Once upon a time, a brand was an identity. Product brands could focus on one promise—and work solely to deliver on it.
Coca Cola, Ford, McDonald’s—these brands set themselves apart by focusing their messaging and efforts on providing a singular, consistent product quality that EVERY consumer could expect.
Today, brands like Amazon, Google and Apple aren’t product identities—they’re experiences. These brands encompass such a wide range of consumer engagements, pinning down a singular quality that’s relevant for everyone is not so cut and dried.
After all, how you use Amazon is likely very different from the way other consumers do. And as a result, your experience with the brand is altogether your own.
As data continues to drive technology platforms to even greater personalization, brands must learn to adapt. No longer can companies promise first and deliver second.
Today, the relationship consumers have with your brand—whether through relevant content, product use, social engagement or any variety of user experiences—will largely start with the consumers themselves. Brands will have to meet those consumers where their interests lie, and allow them to dictate how interactions progress.
This brave new world presents many challenges—and even more opportunities. To understand how to capitalize on them, it’s instructive to know how we got to this point and where branding will go from here. A good place to start is by revisiting the four ages of branding.
1. The Age of Products
In the beginning, there weren’t brands. There were companies and there were products. A “brand,” for what it was worth, was simply the product itself. Purchasing decisions in this era were made on objective information—price, product features, and personal preferences.
2. The Age of Identity
As consumerism evolved and markets started expanding with greater and greater product varieties, companies needed to find ways to differentiate. It was no longer enough to say you offered the best product on the market when there were dozens of alternatives available.
What made your product different? Why should a consumer buy yours? This was the era of the sponsorship, the endorsement, and the mascot. Brands looked to project a unique identity for consumers to identify with and aspire towards.
3. The Age of Value
And so, products became more than products. They became promises of things larger than the product—beauty, strength, wealth, happiness. This product wouldn’t just solve a practical need; it would improve your life in meaningful (and hyperbolic) ways.
But this bubble of hyperbole popped. Consumers grew wise to the excess of these promises, and began to distrust grandiose advertising messages. And so, companies adapted again.
The third age of branding was marked by the removal of barriers, making consumers a part of the branding process. Gone are the days when a prominent billboard and a prime time television spot were enough to win over the purchasing public.
4. The Age of Relationships
Brands today need to meet the consumer on their level. Native advertising is a recent example of these tactics, wherein brands publish content reflecting the tone and format of a host publication that aligns with their target audience. But with recent scandals involving “fake news,” Facebook data breaches and the like, the success of native advertising will always be dependent on transparency and authenticity.

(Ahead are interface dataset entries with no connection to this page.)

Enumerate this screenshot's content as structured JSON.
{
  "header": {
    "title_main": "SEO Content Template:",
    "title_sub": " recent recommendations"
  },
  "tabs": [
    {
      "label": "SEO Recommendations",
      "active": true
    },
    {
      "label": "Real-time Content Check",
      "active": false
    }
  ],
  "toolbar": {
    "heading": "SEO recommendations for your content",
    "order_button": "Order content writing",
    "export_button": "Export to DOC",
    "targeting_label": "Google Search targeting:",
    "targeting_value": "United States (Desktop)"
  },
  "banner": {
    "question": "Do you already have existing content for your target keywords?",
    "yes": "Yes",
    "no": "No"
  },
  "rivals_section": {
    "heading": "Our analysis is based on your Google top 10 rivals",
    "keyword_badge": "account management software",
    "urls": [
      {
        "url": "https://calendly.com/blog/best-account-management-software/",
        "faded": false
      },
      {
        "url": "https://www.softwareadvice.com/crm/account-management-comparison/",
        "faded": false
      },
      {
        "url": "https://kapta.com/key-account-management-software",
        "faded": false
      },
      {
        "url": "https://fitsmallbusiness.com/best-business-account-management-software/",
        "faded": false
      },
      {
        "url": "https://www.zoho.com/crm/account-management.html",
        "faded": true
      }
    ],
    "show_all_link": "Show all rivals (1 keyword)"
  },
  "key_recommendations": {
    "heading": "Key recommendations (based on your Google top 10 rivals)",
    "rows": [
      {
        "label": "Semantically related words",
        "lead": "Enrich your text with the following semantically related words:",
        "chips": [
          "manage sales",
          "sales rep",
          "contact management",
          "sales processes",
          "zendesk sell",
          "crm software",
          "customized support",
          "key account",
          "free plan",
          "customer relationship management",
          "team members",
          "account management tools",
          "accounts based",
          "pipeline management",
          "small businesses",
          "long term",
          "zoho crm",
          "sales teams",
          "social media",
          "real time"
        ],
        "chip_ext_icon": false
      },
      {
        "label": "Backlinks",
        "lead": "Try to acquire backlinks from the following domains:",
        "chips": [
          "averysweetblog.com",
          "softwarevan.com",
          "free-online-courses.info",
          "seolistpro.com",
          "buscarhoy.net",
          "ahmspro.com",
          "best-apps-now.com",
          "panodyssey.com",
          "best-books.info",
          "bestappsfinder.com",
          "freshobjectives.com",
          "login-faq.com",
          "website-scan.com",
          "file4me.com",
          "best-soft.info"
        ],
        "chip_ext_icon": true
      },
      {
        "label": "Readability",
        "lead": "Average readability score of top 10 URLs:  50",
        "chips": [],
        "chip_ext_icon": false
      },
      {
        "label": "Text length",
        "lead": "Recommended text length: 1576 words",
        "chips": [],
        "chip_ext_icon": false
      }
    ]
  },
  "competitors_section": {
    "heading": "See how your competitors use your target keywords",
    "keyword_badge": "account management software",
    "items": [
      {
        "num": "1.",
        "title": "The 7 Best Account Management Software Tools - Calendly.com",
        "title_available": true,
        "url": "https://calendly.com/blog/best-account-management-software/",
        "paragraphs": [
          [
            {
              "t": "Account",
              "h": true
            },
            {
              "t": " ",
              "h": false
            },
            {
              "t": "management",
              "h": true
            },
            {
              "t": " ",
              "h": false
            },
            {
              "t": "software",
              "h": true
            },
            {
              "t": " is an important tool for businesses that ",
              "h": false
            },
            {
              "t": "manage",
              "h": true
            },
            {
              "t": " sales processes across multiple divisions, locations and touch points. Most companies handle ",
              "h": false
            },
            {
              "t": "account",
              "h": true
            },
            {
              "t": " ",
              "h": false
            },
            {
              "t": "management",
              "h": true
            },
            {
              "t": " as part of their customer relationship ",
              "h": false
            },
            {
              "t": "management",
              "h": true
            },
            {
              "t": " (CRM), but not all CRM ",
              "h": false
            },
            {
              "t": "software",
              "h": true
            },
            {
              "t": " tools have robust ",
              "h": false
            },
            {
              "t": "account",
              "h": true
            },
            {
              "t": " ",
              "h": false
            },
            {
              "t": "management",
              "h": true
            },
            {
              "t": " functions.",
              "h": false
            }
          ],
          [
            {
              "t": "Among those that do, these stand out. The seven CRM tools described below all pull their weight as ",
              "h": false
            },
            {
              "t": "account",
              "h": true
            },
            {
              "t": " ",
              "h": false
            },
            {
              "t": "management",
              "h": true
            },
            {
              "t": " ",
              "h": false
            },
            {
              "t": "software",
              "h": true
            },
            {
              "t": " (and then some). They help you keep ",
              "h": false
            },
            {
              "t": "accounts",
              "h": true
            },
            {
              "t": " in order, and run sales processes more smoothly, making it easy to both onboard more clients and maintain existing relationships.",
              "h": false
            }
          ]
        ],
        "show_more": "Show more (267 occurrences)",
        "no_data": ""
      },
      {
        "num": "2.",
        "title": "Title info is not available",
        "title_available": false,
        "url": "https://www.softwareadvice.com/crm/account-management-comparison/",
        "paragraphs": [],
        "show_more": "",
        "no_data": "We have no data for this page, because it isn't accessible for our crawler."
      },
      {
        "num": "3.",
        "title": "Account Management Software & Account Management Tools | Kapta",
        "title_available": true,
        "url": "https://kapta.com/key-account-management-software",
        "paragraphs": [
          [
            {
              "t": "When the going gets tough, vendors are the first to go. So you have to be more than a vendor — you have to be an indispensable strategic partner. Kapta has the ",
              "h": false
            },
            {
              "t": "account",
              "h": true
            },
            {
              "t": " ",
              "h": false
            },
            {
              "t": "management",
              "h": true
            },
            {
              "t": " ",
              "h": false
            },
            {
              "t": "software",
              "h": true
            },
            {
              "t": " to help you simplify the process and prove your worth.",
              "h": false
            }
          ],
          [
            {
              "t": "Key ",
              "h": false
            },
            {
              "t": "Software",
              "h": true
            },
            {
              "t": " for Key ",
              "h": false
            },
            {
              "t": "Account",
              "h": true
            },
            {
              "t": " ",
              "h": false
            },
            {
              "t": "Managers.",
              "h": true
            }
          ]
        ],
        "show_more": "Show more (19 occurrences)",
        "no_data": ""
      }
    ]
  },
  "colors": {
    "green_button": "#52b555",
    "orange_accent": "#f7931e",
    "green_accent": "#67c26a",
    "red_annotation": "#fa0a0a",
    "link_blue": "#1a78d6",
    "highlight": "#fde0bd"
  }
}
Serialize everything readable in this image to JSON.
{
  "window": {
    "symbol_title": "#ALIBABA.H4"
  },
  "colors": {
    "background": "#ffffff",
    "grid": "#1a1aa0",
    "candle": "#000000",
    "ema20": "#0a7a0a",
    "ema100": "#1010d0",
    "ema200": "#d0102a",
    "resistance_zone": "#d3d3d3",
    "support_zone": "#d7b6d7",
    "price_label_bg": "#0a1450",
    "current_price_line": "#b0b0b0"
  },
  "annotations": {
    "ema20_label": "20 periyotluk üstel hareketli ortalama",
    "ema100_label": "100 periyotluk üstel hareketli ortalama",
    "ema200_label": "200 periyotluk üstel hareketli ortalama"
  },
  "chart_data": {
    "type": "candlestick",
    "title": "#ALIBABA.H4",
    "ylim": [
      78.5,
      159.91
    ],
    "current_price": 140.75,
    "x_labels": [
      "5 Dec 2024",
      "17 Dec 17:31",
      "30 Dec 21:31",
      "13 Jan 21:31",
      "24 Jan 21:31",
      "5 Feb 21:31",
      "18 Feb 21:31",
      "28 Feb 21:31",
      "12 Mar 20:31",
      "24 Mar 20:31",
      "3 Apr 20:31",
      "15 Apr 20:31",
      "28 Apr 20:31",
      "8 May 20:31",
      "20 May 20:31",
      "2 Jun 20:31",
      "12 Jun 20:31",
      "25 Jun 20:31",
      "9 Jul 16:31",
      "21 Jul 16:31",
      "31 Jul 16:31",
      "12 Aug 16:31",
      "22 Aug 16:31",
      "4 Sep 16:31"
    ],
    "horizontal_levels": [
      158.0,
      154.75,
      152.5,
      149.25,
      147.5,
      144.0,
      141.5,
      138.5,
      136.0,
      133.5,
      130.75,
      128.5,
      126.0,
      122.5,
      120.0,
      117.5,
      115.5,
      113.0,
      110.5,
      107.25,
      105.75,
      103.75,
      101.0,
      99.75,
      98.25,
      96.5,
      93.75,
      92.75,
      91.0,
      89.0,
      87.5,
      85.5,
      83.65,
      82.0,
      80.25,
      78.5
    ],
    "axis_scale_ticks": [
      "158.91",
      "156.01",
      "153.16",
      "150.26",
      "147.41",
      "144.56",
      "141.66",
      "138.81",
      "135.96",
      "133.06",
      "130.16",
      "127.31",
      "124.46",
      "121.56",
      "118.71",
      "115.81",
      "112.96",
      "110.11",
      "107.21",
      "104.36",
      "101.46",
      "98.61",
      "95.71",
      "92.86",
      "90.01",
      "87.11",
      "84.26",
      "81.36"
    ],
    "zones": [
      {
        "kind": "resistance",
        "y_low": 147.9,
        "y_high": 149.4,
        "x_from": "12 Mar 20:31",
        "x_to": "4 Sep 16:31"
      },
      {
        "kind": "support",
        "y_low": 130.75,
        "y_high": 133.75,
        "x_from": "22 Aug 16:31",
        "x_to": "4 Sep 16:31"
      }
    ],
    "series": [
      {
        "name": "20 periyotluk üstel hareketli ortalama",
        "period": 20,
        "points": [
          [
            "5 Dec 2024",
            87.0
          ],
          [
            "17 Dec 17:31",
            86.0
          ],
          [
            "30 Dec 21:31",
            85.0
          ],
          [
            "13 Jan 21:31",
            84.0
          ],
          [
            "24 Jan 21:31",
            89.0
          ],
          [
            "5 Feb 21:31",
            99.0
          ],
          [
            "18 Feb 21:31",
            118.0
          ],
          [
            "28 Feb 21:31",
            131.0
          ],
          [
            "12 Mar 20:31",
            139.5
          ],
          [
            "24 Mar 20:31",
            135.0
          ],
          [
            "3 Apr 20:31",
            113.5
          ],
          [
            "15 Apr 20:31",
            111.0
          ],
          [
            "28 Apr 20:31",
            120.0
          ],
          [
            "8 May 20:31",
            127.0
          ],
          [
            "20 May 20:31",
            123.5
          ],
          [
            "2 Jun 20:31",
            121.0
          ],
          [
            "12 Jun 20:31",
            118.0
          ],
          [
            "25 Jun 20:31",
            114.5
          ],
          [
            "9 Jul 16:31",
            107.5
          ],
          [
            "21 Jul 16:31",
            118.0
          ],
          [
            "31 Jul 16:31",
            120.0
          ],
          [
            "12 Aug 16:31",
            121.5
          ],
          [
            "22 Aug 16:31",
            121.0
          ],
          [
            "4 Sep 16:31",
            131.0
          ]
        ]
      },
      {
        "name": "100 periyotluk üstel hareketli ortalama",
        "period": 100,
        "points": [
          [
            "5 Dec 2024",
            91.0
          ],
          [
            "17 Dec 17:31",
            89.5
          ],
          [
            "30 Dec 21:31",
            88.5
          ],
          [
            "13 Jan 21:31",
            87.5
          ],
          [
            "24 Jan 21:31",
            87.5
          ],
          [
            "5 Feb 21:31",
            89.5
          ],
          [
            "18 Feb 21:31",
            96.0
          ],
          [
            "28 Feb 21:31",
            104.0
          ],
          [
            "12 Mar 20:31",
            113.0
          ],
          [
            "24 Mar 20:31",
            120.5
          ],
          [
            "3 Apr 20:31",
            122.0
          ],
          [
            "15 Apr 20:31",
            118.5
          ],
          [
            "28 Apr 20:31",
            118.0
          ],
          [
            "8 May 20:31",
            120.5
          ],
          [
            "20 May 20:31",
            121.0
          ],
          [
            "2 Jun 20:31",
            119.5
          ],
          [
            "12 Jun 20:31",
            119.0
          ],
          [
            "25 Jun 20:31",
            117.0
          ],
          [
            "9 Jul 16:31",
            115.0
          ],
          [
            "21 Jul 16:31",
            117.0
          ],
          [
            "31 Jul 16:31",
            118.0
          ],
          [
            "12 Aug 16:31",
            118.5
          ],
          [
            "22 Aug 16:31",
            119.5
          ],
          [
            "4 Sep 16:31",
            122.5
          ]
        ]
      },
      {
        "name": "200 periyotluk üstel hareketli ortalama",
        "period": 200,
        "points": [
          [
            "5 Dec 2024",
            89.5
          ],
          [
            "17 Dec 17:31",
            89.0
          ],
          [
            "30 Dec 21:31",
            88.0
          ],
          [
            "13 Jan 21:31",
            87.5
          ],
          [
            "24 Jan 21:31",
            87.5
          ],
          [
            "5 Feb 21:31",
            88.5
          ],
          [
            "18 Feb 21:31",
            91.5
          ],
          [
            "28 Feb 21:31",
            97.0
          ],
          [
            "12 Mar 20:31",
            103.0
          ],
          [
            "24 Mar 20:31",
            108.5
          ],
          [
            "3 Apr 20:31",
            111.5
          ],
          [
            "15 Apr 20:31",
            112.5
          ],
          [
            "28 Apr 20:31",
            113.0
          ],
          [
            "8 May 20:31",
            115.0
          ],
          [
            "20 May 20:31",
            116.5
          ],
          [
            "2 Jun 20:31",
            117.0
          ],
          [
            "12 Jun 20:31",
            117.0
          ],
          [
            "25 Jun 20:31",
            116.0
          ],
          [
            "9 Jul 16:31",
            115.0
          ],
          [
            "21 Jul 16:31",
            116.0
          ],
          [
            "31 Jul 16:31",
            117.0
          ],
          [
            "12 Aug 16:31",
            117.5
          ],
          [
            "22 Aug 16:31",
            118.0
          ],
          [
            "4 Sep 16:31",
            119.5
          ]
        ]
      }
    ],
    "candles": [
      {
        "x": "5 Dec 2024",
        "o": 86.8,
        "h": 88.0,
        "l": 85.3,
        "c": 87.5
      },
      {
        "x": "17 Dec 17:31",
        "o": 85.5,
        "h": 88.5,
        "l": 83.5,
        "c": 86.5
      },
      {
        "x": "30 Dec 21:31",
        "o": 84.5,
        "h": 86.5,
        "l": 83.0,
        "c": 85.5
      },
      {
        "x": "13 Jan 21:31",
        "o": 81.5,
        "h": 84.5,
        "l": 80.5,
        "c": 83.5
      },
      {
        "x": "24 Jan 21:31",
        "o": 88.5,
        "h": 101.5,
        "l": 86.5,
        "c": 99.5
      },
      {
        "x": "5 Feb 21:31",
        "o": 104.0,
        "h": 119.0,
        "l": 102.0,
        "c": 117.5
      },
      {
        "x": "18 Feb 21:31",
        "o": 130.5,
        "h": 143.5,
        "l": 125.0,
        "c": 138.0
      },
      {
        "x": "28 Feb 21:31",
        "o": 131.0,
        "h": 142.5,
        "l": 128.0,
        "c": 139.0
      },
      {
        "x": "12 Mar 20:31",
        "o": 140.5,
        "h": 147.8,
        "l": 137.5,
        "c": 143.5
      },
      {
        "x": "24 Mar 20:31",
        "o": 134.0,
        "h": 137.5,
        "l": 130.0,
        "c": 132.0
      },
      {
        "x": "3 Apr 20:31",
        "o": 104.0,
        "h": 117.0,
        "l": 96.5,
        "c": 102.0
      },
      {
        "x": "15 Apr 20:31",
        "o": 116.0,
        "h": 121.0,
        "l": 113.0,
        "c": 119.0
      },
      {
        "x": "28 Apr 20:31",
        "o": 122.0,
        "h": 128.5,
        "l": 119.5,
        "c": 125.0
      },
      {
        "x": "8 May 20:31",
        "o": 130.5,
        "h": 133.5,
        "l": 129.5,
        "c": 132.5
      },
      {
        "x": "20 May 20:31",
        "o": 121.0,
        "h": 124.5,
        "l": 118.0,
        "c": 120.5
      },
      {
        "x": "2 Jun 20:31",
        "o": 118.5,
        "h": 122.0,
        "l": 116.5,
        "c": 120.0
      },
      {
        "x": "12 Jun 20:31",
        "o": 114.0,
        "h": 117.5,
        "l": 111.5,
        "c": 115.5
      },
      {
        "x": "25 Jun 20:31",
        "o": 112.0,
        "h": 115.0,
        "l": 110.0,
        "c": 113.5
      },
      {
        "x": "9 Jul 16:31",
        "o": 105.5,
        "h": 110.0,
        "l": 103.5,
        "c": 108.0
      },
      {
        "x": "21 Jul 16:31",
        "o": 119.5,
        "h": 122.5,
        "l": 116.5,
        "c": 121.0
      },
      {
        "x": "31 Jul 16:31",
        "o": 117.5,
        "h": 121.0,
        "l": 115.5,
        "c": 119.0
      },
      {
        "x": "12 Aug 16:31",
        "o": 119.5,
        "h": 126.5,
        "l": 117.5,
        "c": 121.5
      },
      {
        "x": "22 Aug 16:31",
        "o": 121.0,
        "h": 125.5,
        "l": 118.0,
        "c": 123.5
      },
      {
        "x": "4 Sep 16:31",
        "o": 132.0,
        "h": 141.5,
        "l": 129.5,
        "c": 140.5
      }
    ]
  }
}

Brands in the fourth age are breaking down. They are characterized not by single elements like logos, taglines, or packaging—but by ongoing and omnipresent brand experiences.
A brand is no longer something that can be neatly buttoned up in a mission statement or website. A brand is the experience an individual has at every touch point, and the opinions they form based on those experiences.
Brands are built in every interaction between company and consumer, interactions that play out in public—on social media, in product reviews—and in private, through product usage and customer service experiences. The Apple concept store, for example, enables consumers to see, touch, and listen to Apple comprehensively, engaging the consumers’ senses to affect perception, judgment, and behavior.
A brand is not what it says it is, but what a consumer decides it is. Once upon a time, Coca Cola could tell us that their drink is a “delightful, palatable, and healthful beverage” that “relieves mental and physical exhaustion” and consumers would have to buy a coke for themselves to find out otherwise.
Today, the infinite well of product reviews available to consumers makes it almost impossible for brands to convince consumers to take their word for anything at all. Customers don’t buy ‘what’ brands do, they buy ‘why’ they do it.
It’s time that brands step back, consolidate, and reconnect with the core values and differentiators that make them unique. It’s time to present a more authentic and transparent image—and not the false authenticity that only pretends to be transparent.
In the fourth age of branding, the brands that thrive won’t be the ones that spread the loudest and most pervasive message, but the ones that truly deliver. Brands will stop selling lifestyles and empty promises and refocus on selling the products themselves. They’ll be reduced from a larger-than-life entity down to the products at the core—quality products that deliver real value to consumers.
Prepare your brand for the future.
Avoid the pitfalls of the past and get started today with our Brand Voice Worksheet.
Editor’s note: this post was originally published in August 2016 and has been updated with fresh content.